Five years ago, East Carolina University realized it had a data problem.
"We were at a point where we couldn't plug another server into our sever room," recalled Brent Zimmer, ECU's systems specialist.
On top of that, data center power was strained to capacity, the amount of data the university was generating was doubling annually, and backup windows were growing out of control. And that was just a few of the storage-related issues ECU was dealing with.
Unable to build a whole new data center because of budgetary constraints, ECU turned to EMC (NYSE: EMC), with whom it already had a relationship, to help it come up with a long-term storage backup and recovery plan that would not only help the university save its data, but save money, power and space too.https://o1.qnsr.com/log/p.gif?;n=203;c=204655439;s=10655;x=7936;f=201806121855330;u=j;z=TIMESTAMP;a=20400368;e=i
A Long-Term Solution
ECU, which has approximately 24,000 students and 7,000 faculty and staff, already used EMC's Clariion technology in its data center. So it made sense to the ECU systems team to have a vendor that was familiar with their storage system come down, take a look around, and discuss what their long-term storage and recovery options were.
"We told them what our situation was, what kind of pain points we were having that we've been doubling our storage pretty much every year and they drew up a long-term strategy for us," said Zimmer.
Originally, the plan, which involved virtualizing as much data as possible and moving ECU's servers to a boot-to-SAN model, was to be rolled out slowly over five years. But the initial testing went so successfully, ECU was able to totally deploy in just two years.
Among the changes ECU implemented (between 2004 and 2006): the data center consolidated its stand-alone file servers with EMC Celerra, deployed VMware (NYSE: VMW) software and converted its servers (more than 90 percent of which are from Dell) to an EMC Clariion boot-to-storage area network (SAN) model. Those changes allowed the datacenter to eliminate 156 servers and saved it $1.8 million, which was more than 18 percent of its budget. The changes also resulted in reduced power consumption (660 megawatts per year less).
Expanding upon its initial success, ECU added EMC's Rainfinity File Management Appliance to its storage infrastructure in May of this year to further reduce backup times and help ECU's Joyner Library archive scanned historical documents.

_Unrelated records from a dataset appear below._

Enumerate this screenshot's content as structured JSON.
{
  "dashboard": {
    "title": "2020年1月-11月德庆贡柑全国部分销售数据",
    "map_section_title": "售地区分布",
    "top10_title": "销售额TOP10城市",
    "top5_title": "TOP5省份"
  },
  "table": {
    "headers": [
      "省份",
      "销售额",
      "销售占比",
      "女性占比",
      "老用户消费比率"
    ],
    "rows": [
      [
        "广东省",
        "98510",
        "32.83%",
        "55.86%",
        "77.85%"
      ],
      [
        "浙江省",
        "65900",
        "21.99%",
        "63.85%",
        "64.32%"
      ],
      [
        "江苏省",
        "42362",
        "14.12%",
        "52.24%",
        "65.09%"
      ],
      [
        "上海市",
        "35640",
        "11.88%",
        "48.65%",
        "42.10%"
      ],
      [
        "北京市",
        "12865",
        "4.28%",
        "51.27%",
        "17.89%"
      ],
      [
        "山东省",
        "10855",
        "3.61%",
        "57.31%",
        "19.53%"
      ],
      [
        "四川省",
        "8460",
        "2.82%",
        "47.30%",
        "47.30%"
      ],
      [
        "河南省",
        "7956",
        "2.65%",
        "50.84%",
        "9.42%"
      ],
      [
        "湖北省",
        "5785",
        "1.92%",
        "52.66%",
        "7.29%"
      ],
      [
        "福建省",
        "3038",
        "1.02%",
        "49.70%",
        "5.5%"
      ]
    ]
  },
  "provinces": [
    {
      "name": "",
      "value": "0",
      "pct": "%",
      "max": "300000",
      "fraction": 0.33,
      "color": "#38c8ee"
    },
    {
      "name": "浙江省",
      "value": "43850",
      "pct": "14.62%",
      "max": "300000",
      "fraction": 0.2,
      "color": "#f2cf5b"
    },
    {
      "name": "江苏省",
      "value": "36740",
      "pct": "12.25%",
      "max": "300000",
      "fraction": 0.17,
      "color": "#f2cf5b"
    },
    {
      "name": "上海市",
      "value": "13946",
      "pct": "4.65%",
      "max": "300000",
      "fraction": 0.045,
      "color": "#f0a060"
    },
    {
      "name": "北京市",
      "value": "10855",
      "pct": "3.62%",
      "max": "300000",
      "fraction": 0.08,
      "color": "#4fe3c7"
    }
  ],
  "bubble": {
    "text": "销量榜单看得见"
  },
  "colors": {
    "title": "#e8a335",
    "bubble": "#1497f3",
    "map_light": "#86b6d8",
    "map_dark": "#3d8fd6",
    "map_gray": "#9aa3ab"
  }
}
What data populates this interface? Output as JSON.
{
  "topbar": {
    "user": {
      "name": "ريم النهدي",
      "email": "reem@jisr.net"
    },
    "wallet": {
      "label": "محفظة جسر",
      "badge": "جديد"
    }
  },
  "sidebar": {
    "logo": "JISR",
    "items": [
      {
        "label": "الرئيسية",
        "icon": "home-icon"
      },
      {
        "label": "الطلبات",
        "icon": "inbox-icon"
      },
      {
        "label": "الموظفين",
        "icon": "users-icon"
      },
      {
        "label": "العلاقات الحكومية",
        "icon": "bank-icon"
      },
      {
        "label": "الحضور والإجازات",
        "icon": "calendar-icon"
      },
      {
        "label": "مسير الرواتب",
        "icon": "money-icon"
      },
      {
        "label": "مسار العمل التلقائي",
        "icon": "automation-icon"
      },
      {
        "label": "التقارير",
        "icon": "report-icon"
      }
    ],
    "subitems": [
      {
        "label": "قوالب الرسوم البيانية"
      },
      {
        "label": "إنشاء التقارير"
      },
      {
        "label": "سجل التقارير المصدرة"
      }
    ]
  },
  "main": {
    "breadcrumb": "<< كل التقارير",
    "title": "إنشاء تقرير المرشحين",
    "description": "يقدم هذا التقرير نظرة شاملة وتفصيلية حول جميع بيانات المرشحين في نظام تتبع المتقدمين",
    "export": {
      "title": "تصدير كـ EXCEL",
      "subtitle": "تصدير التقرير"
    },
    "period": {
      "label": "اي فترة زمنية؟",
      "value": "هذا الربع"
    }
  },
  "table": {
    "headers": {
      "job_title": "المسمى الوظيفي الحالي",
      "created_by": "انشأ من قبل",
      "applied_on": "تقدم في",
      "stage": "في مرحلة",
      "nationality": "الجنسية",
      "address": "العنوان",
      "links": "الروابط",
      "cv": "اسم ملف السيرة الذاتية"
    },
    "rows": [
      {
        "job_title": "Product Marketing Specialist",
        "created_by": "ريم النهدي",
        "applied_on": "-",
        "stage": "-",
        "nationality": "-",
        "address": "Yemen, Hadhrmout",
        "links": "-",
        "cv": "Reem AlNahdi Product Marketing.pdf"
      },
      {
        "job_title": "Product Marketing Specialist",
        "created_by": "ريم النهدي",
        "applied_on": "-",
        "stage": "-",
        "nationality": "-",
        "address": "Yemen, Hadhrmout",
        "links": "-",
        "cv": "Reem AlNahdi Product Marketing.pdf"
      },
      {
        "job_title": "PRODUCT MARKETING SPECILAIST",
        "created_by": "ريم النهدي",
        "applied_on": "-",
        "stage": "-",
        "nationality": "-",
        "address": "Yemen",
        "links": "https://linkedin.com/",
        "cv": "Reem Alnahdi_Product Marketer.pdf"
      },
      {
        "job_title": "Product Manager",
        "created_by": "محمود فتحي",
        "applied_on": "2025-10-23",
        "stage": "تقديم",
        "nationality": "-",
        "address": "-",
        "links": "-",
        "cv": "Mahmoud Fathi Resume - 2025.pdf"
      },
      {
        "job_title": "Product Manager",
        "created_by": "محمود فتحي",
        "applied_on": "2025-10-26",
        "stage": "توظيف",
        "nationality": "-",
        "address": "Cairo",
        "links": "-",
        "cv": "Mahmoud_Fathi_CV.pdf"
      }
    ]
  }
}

At the same time, the data center also upgraded its CX500 and CX600 Clariions to Clariion CX3 model 80s, EMC's newer midrange networked storage array.
"With 450 terabytes of storage and new applications coming on board, we always have an eye on shrinking our backup windows," said Zimmer. "We've used Rainfinity to archive thousands of historical documents from production to EMC Centera, which reduced backups from 10 hours to a couple of minutes. It might take a few more seconds for researchers to retrieve the documents now, but that's still more than adequate performance for documents only accessed once or twice a year."
Zimmer said ECU also plans on using Rainfinity in the not-too-distant future to archive other types of data, such as medical images, which take up huge amounts of space on ECU's production systems.
Another way that ECU has been able to free up valuable server space and time is by archiving Microsoft Exchange e-mails older than 90 days, moving them from the Clariion to its EMC Centera content-addressed storage (CAS) system, the capacity of which doubled this past spring.
"As our Exchange users grew to 50,000 strong, nightly tape backups of Exchange were taking four to five hours and retrieving a specific e-mail from tape for legal discovery could take 60 hours," said Zimmer. "With archiving, we've reduced the production Exchange database from two terabytes to just one terabyte, which has contributed to faster backups, and we can perform legal e-mail discovery in less than an hour."
In total, all that archiving has saved ECU eight terabytes of production storage.
Is EMC Right for You?
Asked why he was so bullish on EMC, Zimmer pointed to EMC's solutions: "They're very cost-effective, and have the tools and the performance that we needed." Zimmer also liked the customer service and tech support he received from EMC.
"Their support was what really pushed it over the edge, because when you do run into an issue, they'll send down all their team members to get it fixed for you," said Zimmer. "That was really the most important thing for us. And it's the same with Dell and Symantec, our other two strong partners," who were closely involved in ECU's storage infrastructure project.
"If we run into an issue, they don't point fingers at each other," he said. "They just get together and help us get the problem resolved. That makes a big difference when you're sitting there at three o'clock in the morning trying to get something fixed."
As for whether ECU's storage solutions are right for every university or organization facing similar data storage issues, Zimmer recommended having "a bunch of vendors come in and give you their pitch," and then seeing if they are interested in truly developing a long-term partnership or relationship with you or just selling you a bunch of stuff.
The important thing, he said, is not that you are "getting the lowest-priced product, but that you're getting something that meets your needs, with the tools that you need to make it effective and efficient" and really good tech support.
"There's a lot of stuff out there that would have been less expensive for us," said Zimmer. "But if it doesn't give you the tools to manage it effectively every day, you're going to be spending a bunch of time doing things that you could have been doing more quickly and more efficiently and not being able to advance your organization."